**Required action**
The answer must be an exact restatement of all the data.

START Data extracts

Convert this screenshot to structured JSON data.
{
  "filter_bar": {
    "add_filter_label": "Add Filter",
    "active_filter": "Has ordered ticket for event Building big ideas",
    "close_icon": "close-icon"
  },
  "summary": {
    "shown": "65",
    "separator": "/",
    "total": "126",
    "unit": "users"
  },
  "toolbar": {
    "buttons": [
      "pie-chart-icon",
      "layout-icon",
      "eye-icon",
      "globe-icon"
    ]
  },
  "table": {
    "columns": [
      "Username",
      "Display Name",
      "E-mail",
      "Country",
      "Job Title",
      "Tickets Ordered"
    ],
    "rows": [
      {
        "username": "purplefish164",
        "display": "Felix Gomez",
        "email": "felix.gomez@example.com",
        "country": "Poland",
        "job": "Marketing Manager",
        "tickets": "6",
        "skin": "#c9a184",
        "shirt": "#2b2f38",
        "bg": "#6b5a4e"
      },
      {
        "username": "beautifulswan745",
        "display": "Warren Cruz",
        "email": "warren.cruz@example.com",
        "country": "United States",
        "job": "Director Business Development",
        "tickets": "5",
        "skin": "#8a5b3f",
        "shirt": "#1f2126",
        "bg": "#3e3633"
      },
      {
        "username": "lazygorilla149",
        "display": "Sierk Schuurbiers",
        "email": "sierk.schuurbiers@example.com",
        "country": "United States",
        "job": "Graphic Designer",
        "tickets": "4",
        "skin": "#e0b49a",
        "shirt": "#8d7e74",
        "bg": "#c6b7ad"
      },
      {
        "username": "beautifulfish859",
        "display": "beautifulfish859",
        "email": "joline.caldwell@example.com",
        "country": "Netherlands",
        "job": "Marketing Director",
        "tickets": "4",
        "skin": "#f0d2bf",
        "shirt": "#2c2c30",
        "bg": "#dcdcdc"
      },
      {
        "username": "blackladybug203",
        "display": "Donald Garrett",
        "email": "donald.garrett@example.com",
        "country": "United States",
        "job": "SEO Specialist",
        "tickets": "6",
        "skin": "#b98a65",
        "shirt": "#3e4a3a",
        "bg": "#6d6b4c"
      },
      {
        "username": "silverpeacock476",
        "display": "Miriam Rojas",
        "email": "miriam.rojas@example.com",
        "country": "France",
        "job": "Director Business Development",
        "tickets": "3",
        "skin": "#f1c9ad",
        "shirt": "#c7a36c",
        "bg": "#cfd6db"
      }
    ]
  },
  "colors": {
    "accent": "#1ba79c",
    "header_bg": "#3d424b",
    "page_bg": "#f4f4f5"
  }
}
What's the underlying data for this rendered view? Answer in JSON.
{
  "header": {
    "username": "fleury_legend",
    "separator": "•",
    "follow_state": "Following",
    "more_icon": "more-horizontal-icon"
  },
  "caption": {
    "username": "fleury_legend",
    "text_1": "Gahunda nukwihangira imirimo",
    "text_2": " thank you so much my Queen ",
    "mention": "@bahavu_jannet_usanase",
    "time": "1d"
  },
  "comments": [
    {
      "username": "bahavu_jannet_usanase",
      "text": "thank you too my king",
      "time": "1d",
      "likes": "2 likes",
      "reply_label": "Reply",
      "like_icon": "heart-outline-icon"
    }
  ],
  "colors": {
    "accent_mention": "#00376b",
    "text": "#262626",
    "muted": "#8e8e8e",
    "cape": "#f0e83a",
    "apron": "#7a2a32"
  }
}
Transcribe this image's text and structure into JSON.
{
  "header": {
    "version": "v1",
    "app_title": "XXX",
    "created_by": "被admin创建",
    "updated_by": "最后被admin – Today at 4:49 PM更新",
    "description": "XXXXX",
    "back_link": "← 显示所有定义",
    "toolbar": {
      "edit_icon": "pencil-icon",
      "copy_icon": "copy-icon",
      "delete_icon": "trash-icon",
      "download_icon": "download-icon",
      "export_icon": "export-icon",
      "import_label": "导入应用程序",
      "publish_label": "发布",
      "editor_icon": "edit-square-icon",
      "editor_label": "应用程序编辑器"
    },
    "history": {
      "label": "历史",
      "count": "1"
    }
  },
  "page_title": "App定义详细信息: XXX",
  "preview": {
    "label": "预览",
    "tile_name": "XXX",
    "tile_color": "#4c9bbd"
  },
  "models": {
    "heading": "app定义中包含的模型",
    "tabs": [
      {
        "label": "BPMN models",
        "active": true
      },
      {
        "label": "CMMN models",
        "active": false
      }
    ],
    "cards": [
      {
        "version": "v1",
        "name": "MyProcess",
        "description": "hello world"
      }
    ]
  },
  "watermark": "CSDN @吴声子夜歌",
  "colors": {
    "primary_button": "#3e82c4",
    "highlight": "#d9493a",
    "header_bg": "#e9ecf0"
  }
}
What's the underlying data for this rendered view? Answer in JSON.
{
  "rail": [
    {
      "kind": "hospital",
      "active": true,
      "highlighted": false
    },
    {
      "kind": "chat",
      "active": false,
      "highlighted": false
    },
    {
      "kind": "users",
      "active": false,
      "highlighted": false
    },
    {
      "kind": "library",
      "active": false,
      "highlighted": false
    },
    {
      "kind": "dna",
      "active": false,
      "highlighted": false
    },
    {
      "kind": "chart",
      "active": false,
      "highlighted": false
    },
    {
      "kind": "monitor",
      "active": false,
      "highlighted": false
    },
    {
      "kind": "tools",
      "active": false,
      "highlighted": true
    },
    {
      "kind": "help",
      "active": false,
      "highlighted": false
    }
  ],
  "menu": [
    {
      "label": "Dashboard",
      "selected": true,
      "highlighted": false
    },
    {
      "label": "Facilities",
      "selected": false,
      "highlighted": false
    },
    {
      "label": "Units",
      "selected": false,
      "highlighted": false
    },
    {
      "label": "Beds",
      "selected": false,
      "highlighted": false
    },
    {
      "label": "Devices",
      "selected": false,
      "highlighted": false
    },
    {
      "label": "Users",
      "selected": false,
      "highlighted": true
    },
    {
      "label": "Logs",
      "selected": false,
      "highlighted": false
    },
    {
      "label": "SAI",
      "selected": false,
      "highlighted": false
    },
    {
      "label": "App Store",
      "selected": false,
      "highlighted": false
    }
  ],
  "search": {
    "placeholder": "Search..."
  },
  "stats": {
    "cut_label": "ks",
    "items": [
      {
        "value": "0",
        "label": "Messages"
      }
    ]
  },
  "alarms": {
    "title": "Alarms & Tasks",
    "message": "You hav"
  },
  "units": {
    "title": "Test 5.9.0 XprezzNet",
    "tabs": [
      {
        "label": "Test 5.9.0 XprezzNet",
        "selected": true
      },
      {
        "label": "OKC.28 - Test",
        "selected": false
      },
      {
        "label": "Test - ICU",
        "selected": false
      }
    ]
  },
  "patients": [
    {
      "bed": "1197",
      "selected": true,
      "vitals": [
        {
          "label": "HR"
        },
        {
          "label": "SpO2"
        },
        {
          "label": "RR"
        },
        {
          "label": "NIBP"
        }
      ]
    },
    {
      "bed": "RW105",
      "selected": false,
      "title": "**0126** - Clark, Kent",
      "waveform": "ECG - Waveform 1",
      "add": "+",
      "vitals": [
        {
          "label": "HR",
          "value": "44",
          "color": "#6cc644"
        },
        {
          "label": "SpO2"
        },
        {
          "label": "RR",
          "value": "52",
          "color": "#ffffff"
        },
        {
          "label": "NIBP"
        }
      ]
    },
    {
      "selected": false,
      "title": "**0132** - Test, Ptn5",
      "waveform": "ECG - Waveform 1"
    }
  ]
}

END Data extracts

**Answer to the problem**
Convert this screenshot to structured JSON data.
{
  "filter_bar": {
    "add_filter_label": "Add Filter",
    "active_filter": "Has ordered ticket for event Building big ideas",
    "close_icon": "close-icon"
  },
  "summary": {
    "shown": "65",
    "separator": "/",
    "total": "126",
    "unit": "users"
  },
  "toolbar": {
    "buttons": [
      "pie-chart-icon",
      "layout-icon",
      "eye-icon",
      "globe-icon"
    ]
  },
  "table": {
    "columns": [
      "Username",
      "Display Name",
      "E-mail",
      "Country",
      "Job Title",
      "Tickets Ordered"
    ],
    "rows": [
      {
        "username": "purplefish164",
        "display": "Felix Gomez",
        "email": "felix.gomez@example.com",
        "country": "Poland",
        "job": "Marketing Manager",
        "tickets": "6",
        "skin": "#c9a184",
        "shirt": "#2b2f38",
        "bg": "#6b5a4e"
      },
      {
        "username": "beautifulswan745",
        "display": "Warren Cruz",
        "email": "warren.cruz@example.com",
        "country": "United States",
        "job": "Director Business Development",
        "tickets": "5",
        "skin": "#8a5b3f",
        "shirt": "#1f2126",
        "bg": "#3e3633"
      },
      {
        "username": "lazygorilla149",
        "display": "Sierk Schuurbiers",
        "email": "sierk.schuurbiers@example.com",
        "country": "United States",
        "job": "Graphic Designer",
        "tickets": "4",
        "skin": "#e0b49a",
        "shirt": "#8d7e74",
        "bg": "#c6b7ad"
      },
      {
        "username": "beautifulfish859",
        "display": "beautifulfish859",
        "email": "joline.caldwell@example.com",
        "country": "Netherlands",
        "job": "Marketing Director",
        "tickets": "4",
        "skin": "#f0d2bf",
        "shirt": "#2c2c30",
        "bg": "#dcdcdc"
      },
      {
        "username": "blackladybug203",
        "display": "Donald Garrett",
        "email": "donald.garrett@example.com",
        "country": "United States",
        "job": "SEO Specialist",
        "tickets": "6",
        "skin": "#b98a65",
        "shirt": "#3e4a3a",
        "bg": "#6d6b4c"
      },
      {
        "username": "silverpeacock476",
        "display": "Miriam Rojas",
        "email": "miriam.rojas@example.com",
        "country": "France",
        "job": "Director Business Development",
        "tickets": "3",
        "skin": "#f1c9ad",
        "shirt": "#c7a36c",
        "bg": "#cfd6db"
      }
    ]
  },
  "colors": {
    "accent": "#1ba79c",
    "header_bg": "#3d424b",
    "page_bg": "#f4f4f5"
  }
}
What's the underlying data for this rendered view? Answer in JSON.
{
  "header": {
    "username": "fleury_legend",
    "separator": "•",
    "follow_state": "Following",
    "more_icon": "more-horizontal-icon"
  },
  "caption": {
    "username": "fleury_legend",
    "text_1": "Gahunda nukwihangira imirimo",
    "text_2": " thank you so much my Queen ",
    "mention": "@bahavu_jannet_usanase",
    "time": "1d"
  },
  "comments": [
    {
      "username": "bahavu_jannet_usanase",
      "text": "thank you too my king",
      "time": "1d",
      "likes": "2 likes",
      "reply_label": "Reply",
      "like_icon": "heart-outline-icon"
    }
  ],
  "colors": {
    "accent_mention": "#00376b",
    "text": "#262626",
    "muted": "#8e8e8e",
    "cape": "#f0e83a",
    "apron": "#7a2a32"
  }
}
Transcribe this image's text and structure into JSON.
{
  "header": {
    "version": "v1",
    "app_title": "XXX",
    "created_by": "被admin创建",
    "updated_by": "最后被admin – Today at 4:49 PM更新",
    "description": "XXXXX",
    "back_link": "← 显示所有定义",
    "toolbar": {
      "edit_icon": "pencil-icon",
      "copy_icon": "copy-icon",
      "delete_icon": "trash-icon",
      "download_icon": "download-icon",
      "export_icon": "export-icon",
      "import_label": "导入应用程序",
      "publish_label": "发布",
      "editor_icon": "edit-square-icon",
      "editor_label": "应用程序编辑器"
    },
    "history": {
      "label": "历史",
      "count": "1"
    }
  },
  "page_title": "App定义详细信息: XXX",
  "preview": {
    "label": "预览",
    "tile_name": "XXX",
    "tile_color": "#4c9bbd"
  },
  "models": {
    "heading": "app定义中包含的模型",
    "tabs": [
      {
        "label": "BPMN models",
        "active": true
      },
      {
        "label": "CMMN models",
        "active": false
      }
    ],
    "cards": [
      {
        "version": "v1",
        "name": "MyProcess",
        "description": "hello world"
      }
    ]
  },
  "watermark": "CSDN @吴声子夜歌",
  "colors": {
    "primary_button": "#3e82c4",
    "highlight": "#d9493a",
    "header_bg": "#e9ecf0"
  }
}
What's the underlying data for this rendered view? Answer in JSON.
{
  "rail": [
    {
      "kind": "hospital",
      "active": true,
      "highlighted": false
    },
    {
      "kind": "chat",
      "active": false,
      "highlighted": false
    },
    {
      "kind": "users",
      "active": false,
      "highlighted": false
    },
    {
      "kind": "library",
      "active": false,
      "highlighted": false
    },
    {
      "kind": "dna",
      "active": false,
      "highlighted": false
    },
    {
      "kind": "chart",
      "active": false,
      "highlighted": false
    },
    {
      "kind": "monitor",
      "active": false,
      "highlighted": false
    },
    {
      "kind": "tools",
      "active": false,
      "highlighted": true
    },
    {
      "kind": "help",
      "active": false,
      "highlighted": false
    }
  ],
  "menu": [
    {
      "label": "Dashboard",
      "selected": true,
      "highlighted": false
    },
    {
      "label": "Facilities",
      "selected": false,
      "highlighted": false
    },
    {
      "label": "Units",
      "selected": false,
      "highlighted": false
    },
    {
      "label": "Beds",
      "selected": false,
      "highlighted": false
    },
    {
      "label": "Devices",
      "selected": false,
      "highlighted": false
    },
    {
      "label": "Users",
      "selected": false,
      "highlighted": true
    },
    {
      "label": "Logs",
      "selected": false,
      "highlighted": false
    },
    {
      "label": "SAI",
      "selected": false,
      "highlighted": false
    },
    {
      "label": "App Store",
      "selected": false,
      "highlighted": false
    }
  ],
  "search": {
    "placeholder": "Search..."
  },
  "stats": {
    "cut_label": "ks",
    "items": [
      {
        "value": "0",
        "label": "Messages"
      }
    ]
  },
  "alarms": {
    "title": "Alarms & Tasks",
    "message": "You hav"
  },
  "units": {
    "title": "Test 5.9.0 XprezzNet",
    "tabs": [
      {
        "label": "Test 5.9.0 XprezzNet",
        "selected": true
      },
      {
        "label": "OKC.28 - Test",
        "selected": false
      },
      {
        "label": "Test - ICU",
        "selected": false
      }
    ]
  },
  "patients": [
    {
      "bed": "1197",
      "selected": true,
      "vitals": [
        {
          "label": "HR"
        },
        {
          "label": "SpO2"
        },
        {
          "label": "RR"
        },
        {
          "label": "NIBP"
        }
      ]
    },
    {
      "bed": "RW105",
      "selected": false,
      "title": "**0126** - Clark, Kent",
      "waveform": "ECG - Waveform 1",
      "add": "+",
      "vitals": [
        {
          "label": "HR",
          "value": "44",
          "color": "#6cc644"
        },
        {
          "label": "SpO2"
        },
        {
          "label": "RR",
          "value": "52",
          "color": "#ffffff"
        },
        {
          "label": "NIBP"
        }
      ]
    },
    {
      "selected": false,
      "title": "**0132** - Test, Ptn5",
      "waveform": "ECG - Waveform 1"
    }
  ]
}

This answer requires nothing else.